More than a century ago, Long Leaf Pine trees took up 3 million acres across the entire southeast.
As years have gone by tree farmers have discovered the species strength to be used as lumber and poles.
"It's a straighter growing tree. There is less tapering as far as the tree itself as its growing.
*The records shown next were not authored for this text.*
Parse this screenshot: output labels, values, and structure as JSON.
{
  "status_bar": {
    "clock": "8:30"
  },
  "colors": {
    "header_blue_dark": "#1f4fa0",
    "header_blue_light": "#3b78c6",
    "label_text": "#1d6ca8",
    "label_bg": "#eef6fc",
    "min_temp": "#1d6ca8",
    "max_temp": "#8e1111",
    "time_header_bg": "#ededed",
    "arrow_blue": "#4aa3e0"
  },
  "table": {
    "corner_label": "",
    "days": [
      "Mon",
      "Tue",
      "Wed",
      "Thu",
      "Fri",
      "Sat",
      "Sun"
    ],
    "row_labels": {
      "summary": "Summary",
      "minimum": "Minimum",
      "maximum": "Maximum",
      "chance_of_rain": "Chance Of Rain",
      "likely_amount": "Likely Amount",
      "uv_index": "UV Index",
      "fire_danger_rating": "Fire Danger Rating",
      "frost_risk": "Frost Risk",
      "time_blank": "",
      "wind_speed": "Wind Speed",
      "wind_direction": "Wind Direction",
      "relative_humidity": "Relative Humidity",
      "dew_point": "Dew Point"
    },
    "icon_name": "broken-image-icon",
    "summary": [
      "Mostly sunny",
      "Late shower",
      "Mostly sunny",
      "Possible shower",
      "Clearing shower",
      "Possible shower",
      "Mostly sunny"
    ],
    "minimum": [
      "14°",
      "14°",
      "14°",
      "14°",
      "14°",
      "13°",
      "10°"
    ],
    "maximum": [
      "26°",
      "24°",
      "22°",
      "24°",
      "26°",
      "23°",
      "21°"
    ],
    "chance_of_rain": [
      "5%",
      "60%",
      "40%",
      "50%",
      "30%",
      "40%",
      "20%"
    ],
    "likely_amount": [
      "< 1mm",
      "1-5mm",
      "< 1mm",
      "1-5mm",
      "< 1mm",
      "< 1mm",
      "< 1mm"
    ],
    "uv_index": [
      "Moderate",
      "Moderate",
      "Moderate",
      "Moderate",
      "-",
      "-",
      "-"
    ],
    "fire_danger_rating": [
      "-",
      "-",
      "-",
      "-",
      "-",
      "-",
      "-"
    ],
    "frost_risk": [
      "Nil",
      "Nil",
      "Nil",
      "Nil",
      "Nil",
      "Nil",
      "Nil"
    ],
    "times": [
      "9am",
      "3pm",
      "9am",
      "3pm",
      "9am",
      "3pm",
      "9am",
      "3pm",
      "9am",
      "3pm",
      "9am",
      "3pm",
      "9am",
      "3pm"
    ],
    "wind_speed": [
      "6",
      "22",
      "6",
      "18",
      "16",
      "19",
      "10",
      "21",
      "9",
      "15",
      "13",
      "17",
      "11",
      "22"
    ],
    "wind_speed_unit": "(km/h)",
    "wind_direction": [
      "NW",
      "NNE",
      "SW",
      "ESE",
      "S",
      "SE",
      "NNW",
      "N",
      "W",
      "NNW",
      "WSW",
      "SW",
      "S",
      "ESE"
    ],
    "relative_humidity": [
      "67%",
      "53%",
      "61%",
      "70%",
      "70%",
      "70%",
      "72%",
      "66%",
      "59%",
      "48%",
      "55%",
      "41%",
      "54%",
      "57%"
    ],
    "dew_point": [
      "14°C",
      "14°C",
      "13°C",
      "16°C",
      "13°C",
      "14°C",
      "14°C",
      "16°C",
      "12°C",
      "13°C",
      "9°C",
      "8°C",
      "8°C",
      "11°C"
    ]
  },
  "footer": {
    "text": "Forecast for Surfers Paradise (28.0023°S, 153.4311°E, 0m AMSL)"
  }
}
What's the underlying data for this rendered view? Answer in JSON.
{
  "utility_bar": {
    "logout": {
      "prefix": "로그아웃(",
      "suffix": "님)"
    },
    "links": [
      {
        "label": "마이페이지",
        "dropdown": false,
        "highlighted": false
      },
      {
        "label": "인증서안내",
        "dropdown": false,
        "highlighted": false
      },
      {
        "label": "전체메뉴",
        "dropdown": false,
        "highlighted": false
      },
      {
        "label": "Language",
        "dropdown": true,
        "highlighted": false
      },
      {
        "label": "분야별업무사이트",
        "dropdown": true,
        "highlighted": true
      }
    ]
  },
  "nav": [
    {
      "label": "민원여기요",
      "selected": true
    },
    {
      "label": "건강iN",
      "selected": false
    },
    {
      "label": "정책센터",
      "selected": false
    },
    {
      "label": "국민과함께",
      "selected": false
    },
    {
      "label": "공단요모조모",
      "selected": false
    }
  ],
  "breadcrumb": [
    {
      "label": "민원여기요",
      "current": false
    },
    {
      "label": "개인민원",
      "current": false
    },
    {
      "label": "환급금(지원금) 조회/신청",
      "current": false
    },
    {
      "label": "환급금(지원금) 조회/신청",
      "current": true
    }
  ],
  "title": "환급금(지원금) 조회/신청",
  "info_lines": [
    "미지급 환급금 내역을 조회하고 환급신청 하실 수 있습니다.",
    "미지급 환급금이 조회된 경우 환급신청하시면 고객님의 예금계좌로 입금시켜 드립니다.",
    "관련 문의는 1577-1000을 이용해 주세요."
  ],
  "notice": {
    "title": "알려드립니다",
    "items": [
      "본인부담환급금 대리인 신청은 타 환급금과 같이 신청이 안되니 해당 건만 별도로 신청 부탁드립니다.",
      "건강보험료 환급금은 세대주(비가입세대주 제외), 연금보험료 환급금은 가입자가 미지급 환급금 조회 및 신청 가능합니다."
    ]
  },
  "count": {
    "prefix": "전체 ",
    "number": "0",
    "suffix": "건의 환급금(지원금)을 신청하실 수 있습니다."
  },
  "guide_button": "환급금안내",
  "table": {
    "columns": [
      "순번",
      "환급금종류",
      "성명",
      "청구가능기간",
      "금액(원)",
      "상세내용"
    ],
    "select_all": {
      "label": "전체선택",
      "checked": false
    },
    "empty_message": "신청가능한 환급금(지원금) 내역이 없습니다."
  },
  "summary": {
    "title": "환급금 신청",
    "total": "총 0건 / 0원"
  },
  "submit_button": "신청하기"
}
Usually, there are less knots and the woods are more durable and strong" says Chris Mead, Supervisor of The Geneva State Forest.
Now thanks to some state stimulus money, 2 projects will be happening at the Geneva State Forest.
1st, workers will be mulching the understory of the long leaf pine eco system.
"There is a shortage of the long leaf pine seed which is used to grow the seedlings" says Mead.
After the area is mulched, workers will have access to the land to collect those cones.
There is another benefit of mulching an area which will help phase 2: planting about 88,000 long leaf pines.
"It allows the trees that you want to take up more nutrients and get more sunlight which helps them grow faster and keeps them in a better health condition" said David Jones of Jones Vegetation Management.
Long Leaf seedlings are expected to be planted next spring.
First the area has to be prepared with chemical and then fire.
"Basically, our goal is to remove the hardwood competition that is moved into these eco systems as a result of not having the fire in there" says Mead.
Mulching and chemical treatments will cost half a million dollars while reforestation will cost 150,000 dollars.
Depending on where the trees are planted and how much room they have to grow, long leaf's can get up to 70 to 90 feet tall.